%matplotlib inline

Quantile regression is useful when you're not so much interested in the accuracy of your model, but rather you want your model to be good at ranking observations correctly. The typical way to perform quantile regression is to use a special loss function, namely the quantile loss. The quantile loss takes a parameter, \(\alpha\) (alpha), which indicates which quantile the model should be targeting. In the case of \(\alpha = 0.5\), then this is equivalent to asking the model to predict the median value of the target, and not the most likely value which would be the mean.

A nice thing we can do with quantile regression is to produce a prediction interval for each prediction. Indeed, if we predict the lower and upper quantiles of the target then we will be able to obtain a "trust region" in between which the true value is likely to belong. Of course, the likeliness will depend on the chosen quantiles. For a slightly more detailed explanation see this blog post.

As an example, let us take the simple nowcasting model we built in another notebook. Instead of predicting the mean value of the target distribution, we will predict the 5th, 50th, 95th quantiles. This will require training three separate models, so we will encapsulate the model building logic in a function called make_model. We also have to slightly adapt the training loop, but not by much. Finally, we will draw the prediction interval along with the predictions from for 50th quantile (i.e. the median) and the true values.

import calendar
import math
import matplotlib.pyplot as plt
from river import compose
from river import datasets
from river import linear_model
from river import metrics
from river import optim
from river import preprocessing
from river import stats

def get_ordinal_date(x):
    return {'ordinal_date': x['month'].toordinal()}    

def get_month_distances(x):
    return {
        calendar.month_name[month]: math.exp(-(x['month'].month - month) ** 2)
        for month in range(1, 13)

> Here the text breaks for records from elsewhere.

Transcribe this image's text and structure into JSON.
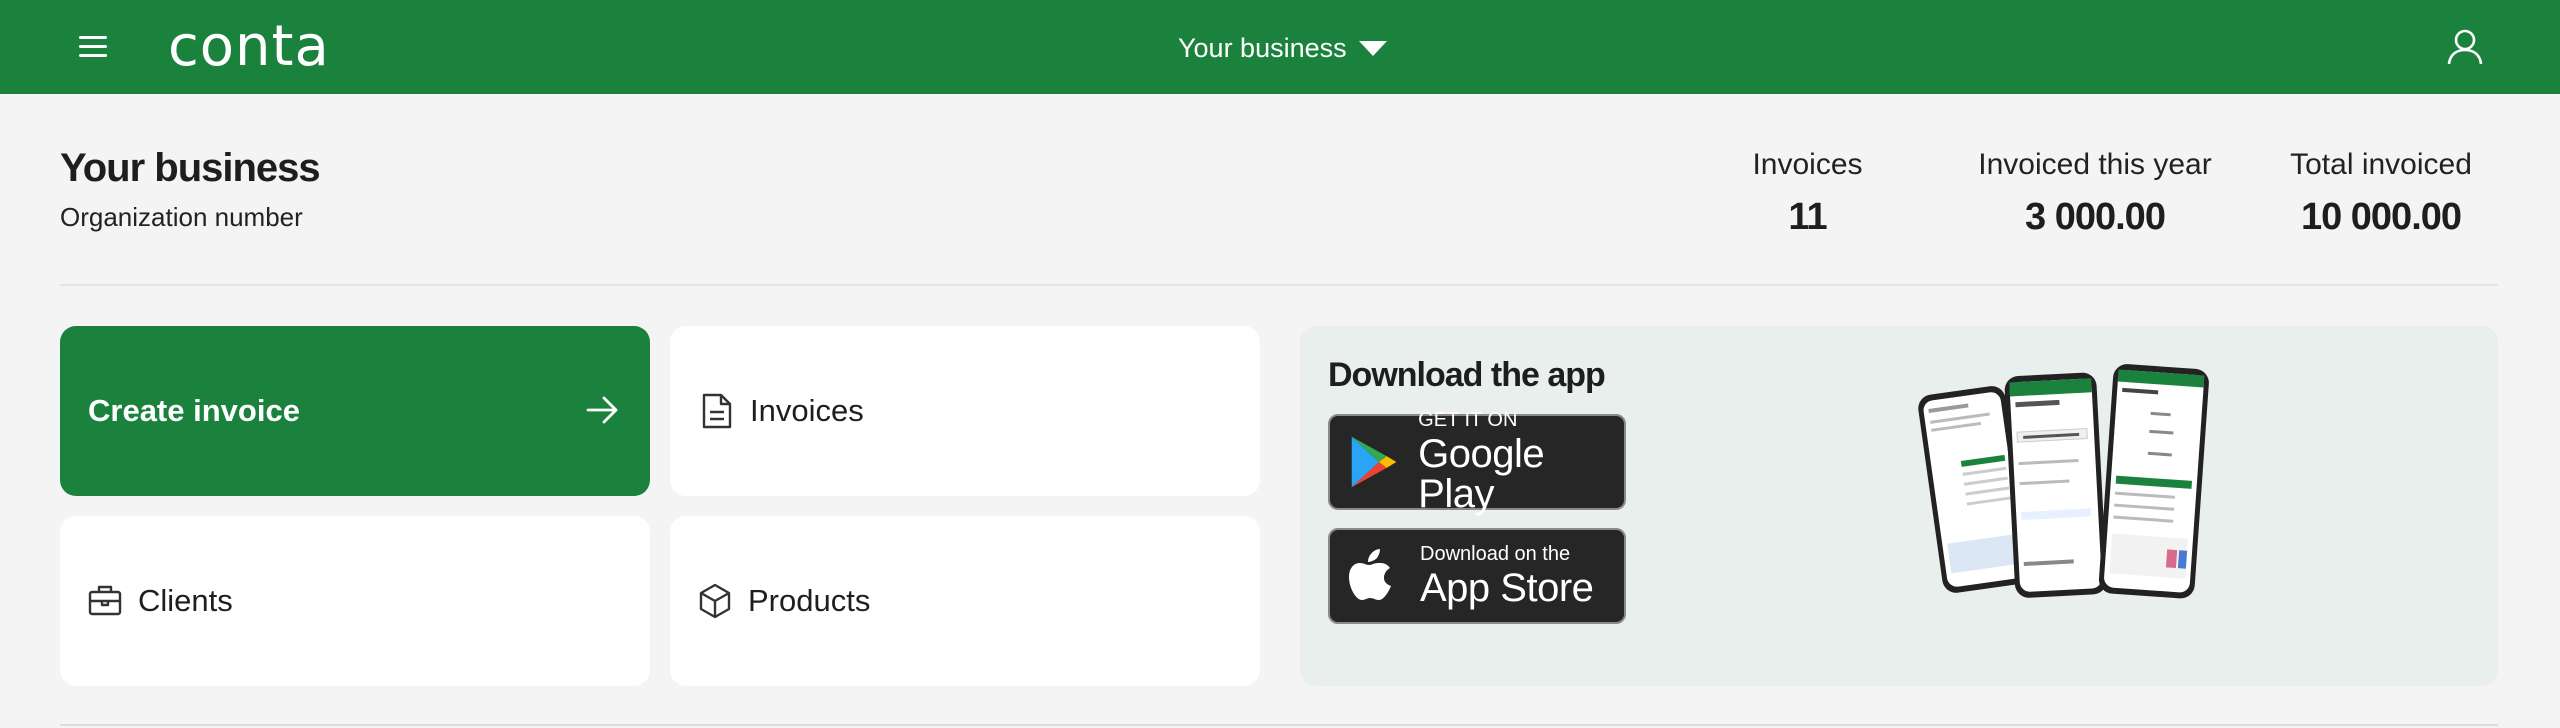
{
  "header": {
    "logo_text": "conta",
    "business_switcher_label": "Your business",
    "brand_color": "#1b823e"
  },
  "business": {
    "name": "Your business",
    "subtitle": "Organization number"
  },
  "stats": [
    {
      "label": "Invoices",
      "value": "11"
    },
    {
      "label": "Invoiced this year",
      "value": "3 000.00"
    },
    {
      "label": "Total invoiced",
      "value": "10 000.00"
    }
  ],
  "actions": {
    "create_invoice": "Create invoice",
    "invoices": "Invoices",
    "clients": "Clients",
    "products": "Products"
  },
  "download": {
    "title": "Download the app",
    "google_play": {
      "small": "GET IT ON",
      "big": "Google Play"
    },
    "app_store": {
      "small": "Download on the",
      "big": "App Store"
    }
  },
  "icons": [
    "menu-icon",
    "user-icon",
    "arrow-right-icon",
    "document-icon",
    "briefcase-icon",
    "box-icon",
    "google-play-icon",
    "apple-icon"
  ]
}
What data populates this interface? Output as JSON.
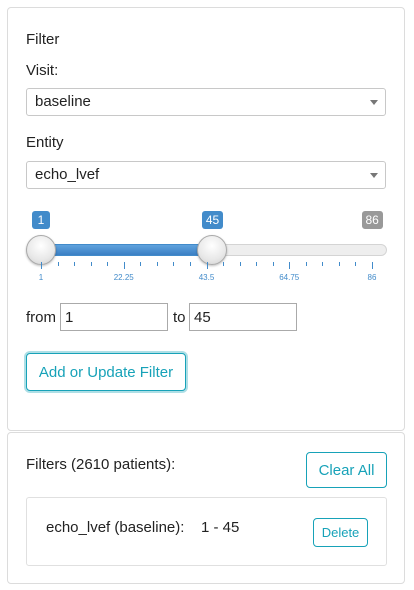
{
  "filter_panel": {
    "title": "Filter",
    "visit_label": "Visit:",
    "visit_value": "baseline",
    "entity_label": "Entity",
    "entity_value": "echo_lvef",
    "slider": {
      "min": 1,
      "max": 86,
      "from": 1,
      "to": 45,
      "min_label": "1",
      "max_label": "86",
      "from_label": "1",
      "to_label": "45",
      "tick_labels": [
        "1",
        "22.25",
        "43.5",
        "64.75",
        "86"
      ],
      "accent_color": "#428bca"
    },
    "from_label": "from",
    "to_label": "to",
    "from_value": "1",
    "to_value": "45",
    "add_button": "Add or Update Filter"
  },
  "filters_panel": {
    "title": "Filters (2610 patients):",
    "clear_button": "Clear All",
    "items": [
      {
        "name": "echo_lvef (baseline):",
        "range": "1 - 45",
        "delete_label": "Delete"
      }
    ]
  },
  "colors": {
    "button_text": "#17a2b8",
    "badge_blue": "#428bca",
    "badge_grey": "#999999"
  }
}
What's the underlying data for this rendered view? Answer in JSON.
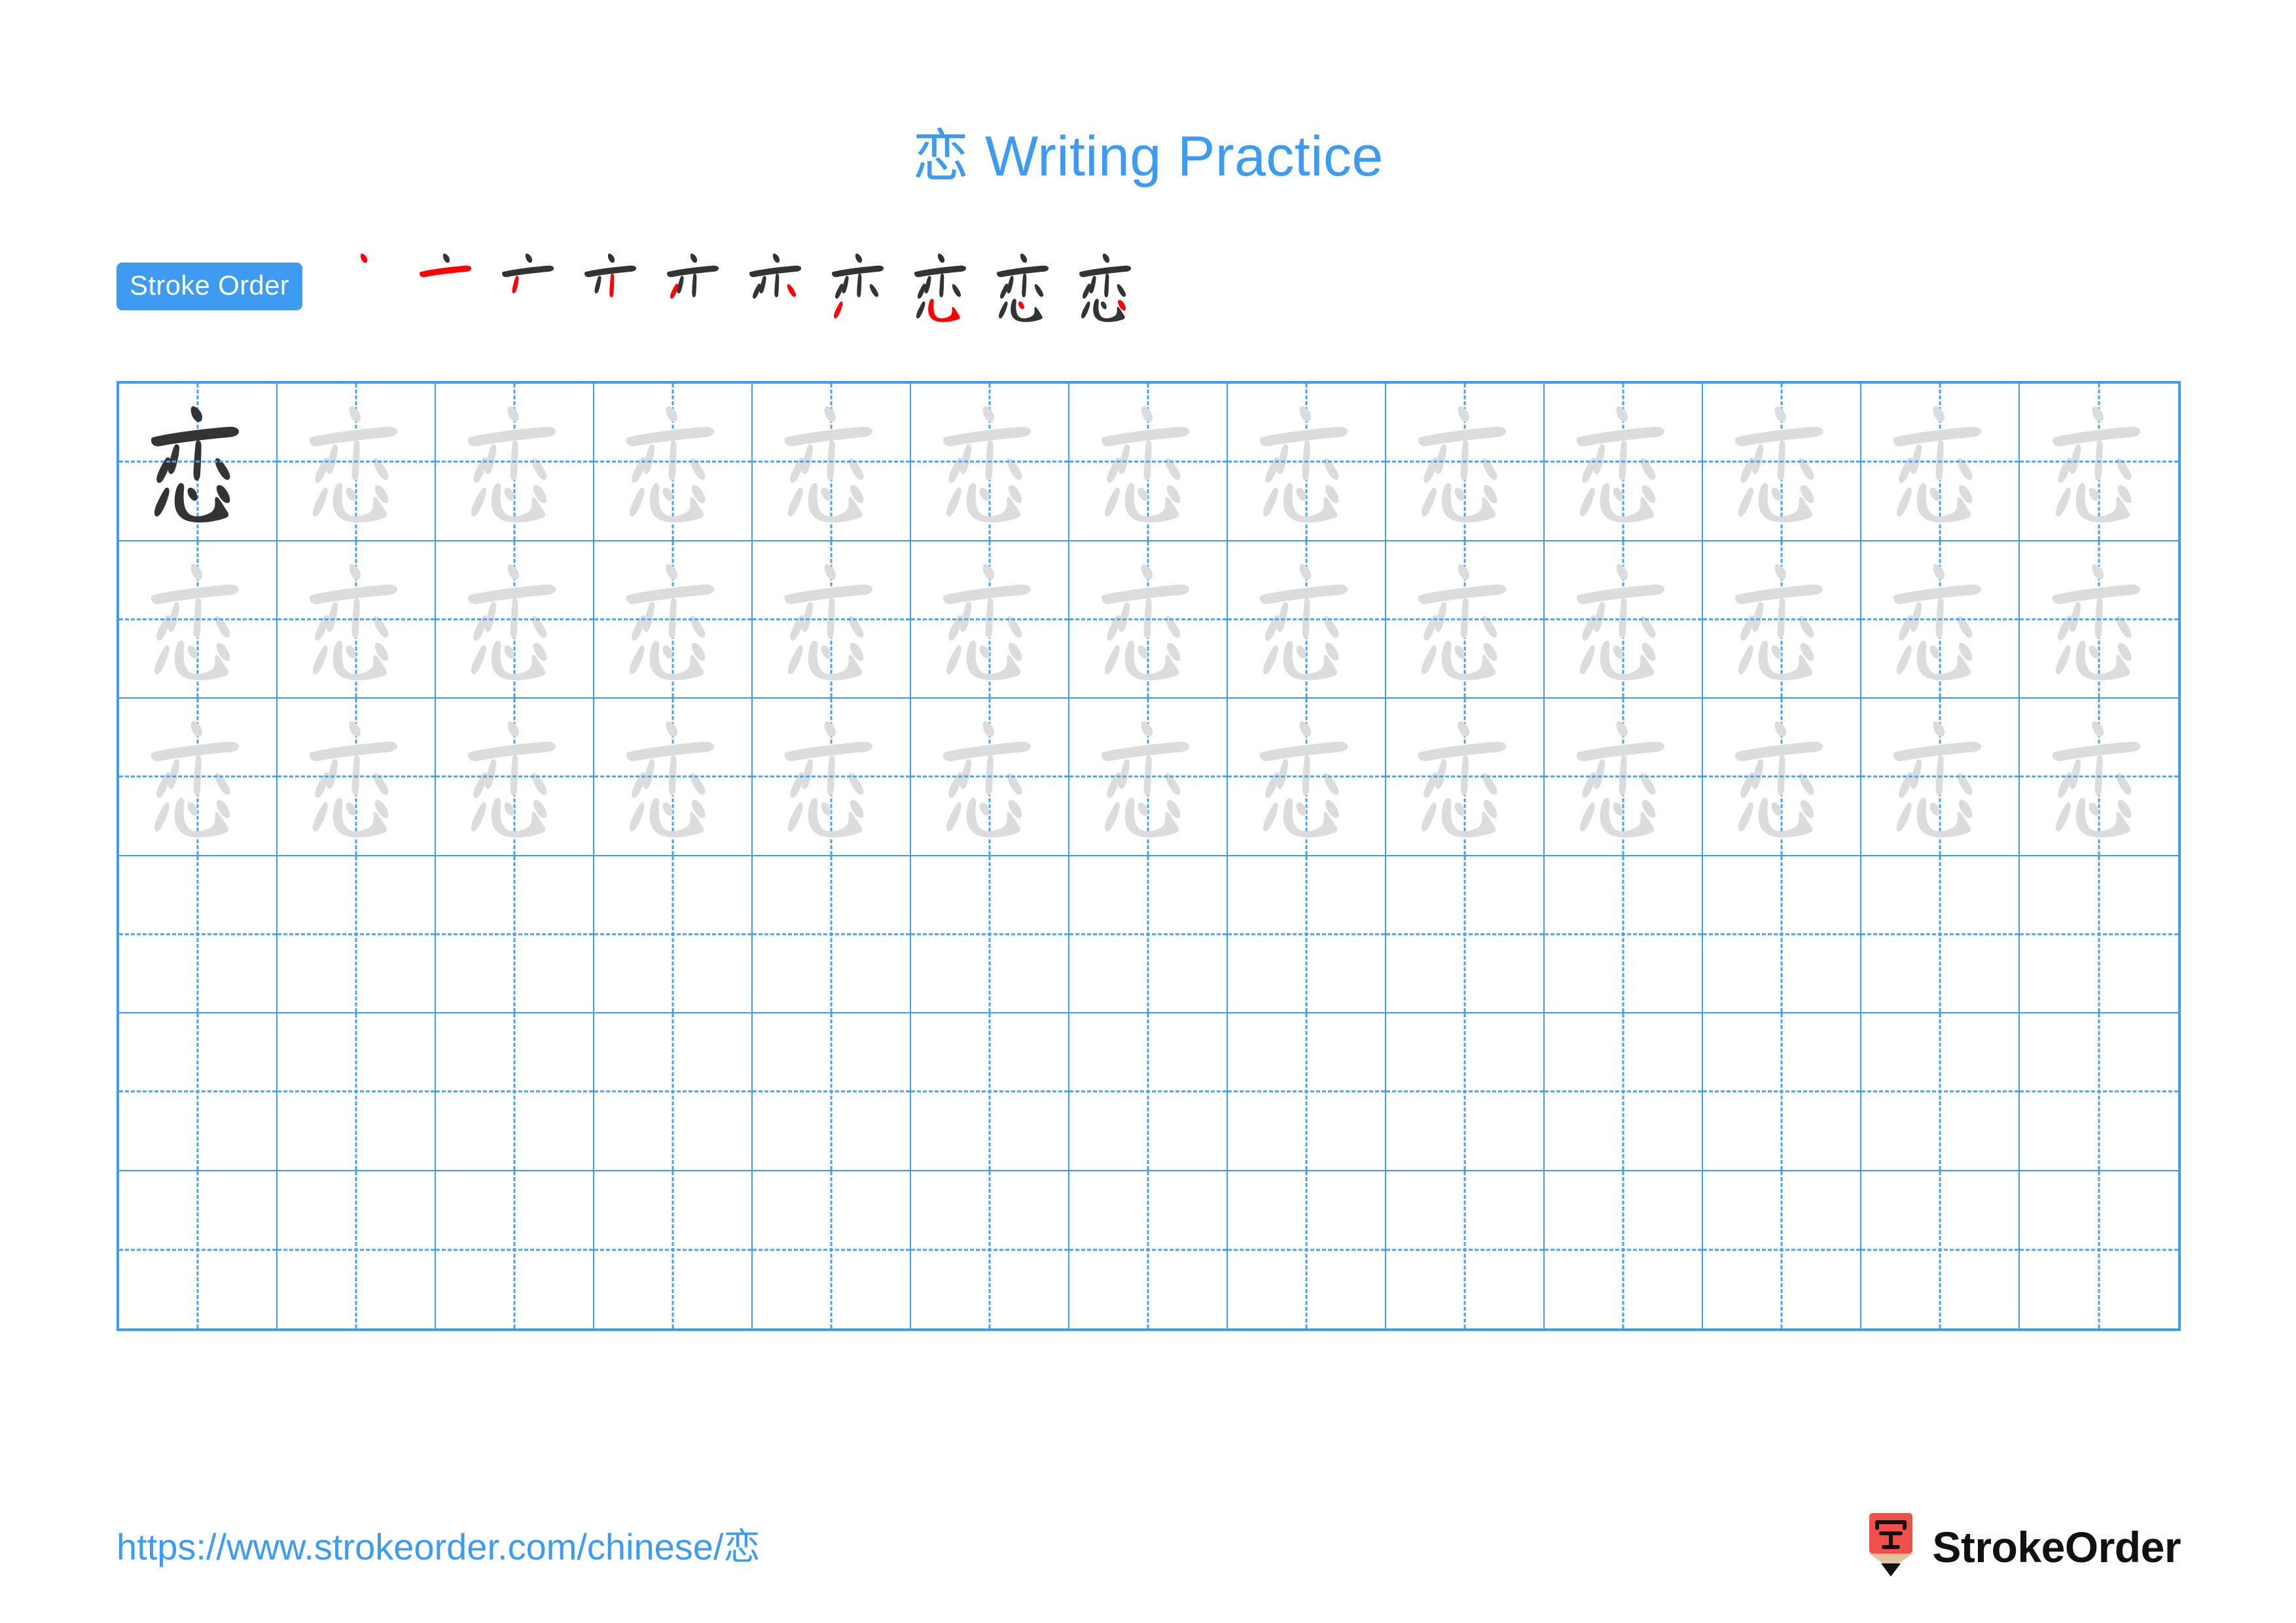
{
  "page": {
    "title_character": "恋",
    "title_text": "Writing Practice",
    "title_full": "恋 Writing Practice",
    "accent_blue": "#3d9bf0",
    "stroke_highlight_red": "#ff0000",
    "stroke_dark": "#333333",
    "trace_gray": "#dcdcdc",
    "background": "#ffffff"
  },
  "stroke_order": {
    "badge_label": "Stroke Order",
    "character": "恋",
    "total_strokes": 10,
    "steps": [
      {
        "index": 1,
        "cumulative_strokes": 1,
        "new_stroke_color": "#ff0000"
      },
      {
        "index": 2,
        "cumulative_strokes": 2,
        "new_stroke_color": "#ff0000"
      },
      {
        "index": 3,
        "cumulative_strokes": 3,
        "new_stroke_color": "#ff0000"
      },
      {
        "index": 4,
        "cumulative_strokes": 4,
        "new_stroke_color": "#ff0000"
      },
      {
        "index": 5,
        "cumulative_strokes": 5,
        "new_stroke_color": "#ff0000"
      },
      {
        "index": 6,
        "cumulative_strokes": 6,
        "new_stroke_color": "#ff0000"
      },
      {
        "index": 7,
        "cumulative_strokes": 7,
        "new_stroke_color": "#ff0000"
      },
      {
        "index": 8,
        "cumulative_strokes": 8,
        "new_stroke_color": "#ff0000"
      },
      {
        "index": 9,
        "cumulative_strokes": 9,
        "new_stroke_color": "#ff0000"
      },
      {
        "index": 10,
        "cumulative_strokes": 10,
        "new_stroke_color": "#ff0000"
      }
    ]
  },
  "practice_grid": {
    "columns": 13,
    "rows": 6,
    "character": "恋",
    "grid_line_color": "#3d9bf0",
    "guide_line_style": "dashed-cross",
    "row_fill": [
      {
        "row": 1,
        "cells": [
          "dark",
          "trace",
          "trace",
          "trace",
          "trace",
          "trace",
          "trace",
          "trace",
          "trace",
          "trace",
          "trace",
          "trace",
          "trace"
        ]
      },
      {
        "row": 2,
        "cells": [
          "trace",
          "trace",
          "trace",
          "trace",
          "trace",
          "trace",
          "trace",
          "trace",
          "trace",
          "trace",
          "trace",
          "trace",
          "trace"
        ]
      },
      {
        "row": 3,
        "cells": [
          "trace",
          "trace",
          "trace",
          "trace",
          "trace",
          "trace",
          "trace",
          "trace",
          "trace",
          "trace",
          "trace",
          "trace",
          "trace"
        ]
      },
      {
        "row": 4,
        "cells": [
          "empty",
          "empty",
          "empty",
          "empty",
          "empty",
          "empty",
          "empty",
          "empty",
          "empty",
          "empty",
          "empty",
          "empty",
          "empty"
        ]
      },
      {
        "row": 5,
        "cells": [
          "empty",
          "empty",
          "empty",
          "empty",
          "empty",
          "empty",
          "empty",
          "empty",
          "empty",
          "empty",
          "empty",
          "empty",
          "empty"
        ]
      },
      {
        "row": 6,
        "cells": [
          "empty",
          "empty",
          "empty",
          "empty",
          "empty",
          "empty",
          "empty",
          "empty",
          "empty",
          "empty",
          "empty",
          "empty",
          "empty"
        ]
      }
    ]
  },
  "footer": {
    "url": "https://www.strokeorder.com/chinese/恋",
    "brand_name": "StrokeOrder",
    "logo_character": "字",
    "logo_body_color": "#f0504a",
    "logo_wood_color": "#e2c3a0",
    "logo_tip_color": "#111111"
  }
}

def make_model(alpha):

    extract_features = compose.TransformerUnion(get_ordinal_date, get_month_distances)

    scale = preprocessing.StandardScaler()

    learn = linear_model.LinearRegression(

    model = extract_features | scale | learn
    model = preprocessing.TargetStandardScaler(regressor=model)

    return model

metric = metrics.MAE()

models = {
    'lower': make_model(alpha=0.05),
    'center': make_model(alpha=0.5),
    'upper': make_model(alpha=0.95)

dates = []
y_trues = []
y_preds = {
    'lower': [],
    'center': [],
    'upper': []

for x, y in datasets.AirlinePassengers():

    for name, model in models.items():
        model.learn_one(x, y)

    # Update the error metric
    metric.update(y, y_preds['center'][-1])

# Plot the results
fig, ax = plt.subplots(figsize=(10, 6))
ax.plot(dates, y_trues, lw=3, color='#2ecc71', alpha=0.8, label='Truth')
ax.plot(dates, y_preds['center'], lw=3, color='#e74c3c', alpha=0.8, label='Prediction')
ax.fill_between(dates, y_preds['lower'], y_preds['upper'], color='#e74c3c', alpha=0.3, label='Prediction interval')


An important thing to note is that the prediction interval we obtained should not be confused with a confidence interval. Simply put, a prediction interval represents uncertainty for where the true value lies, whereas a confidence interval encapsulates the uncertainty on the prediction. You can find out more by reading this CrossValidated post.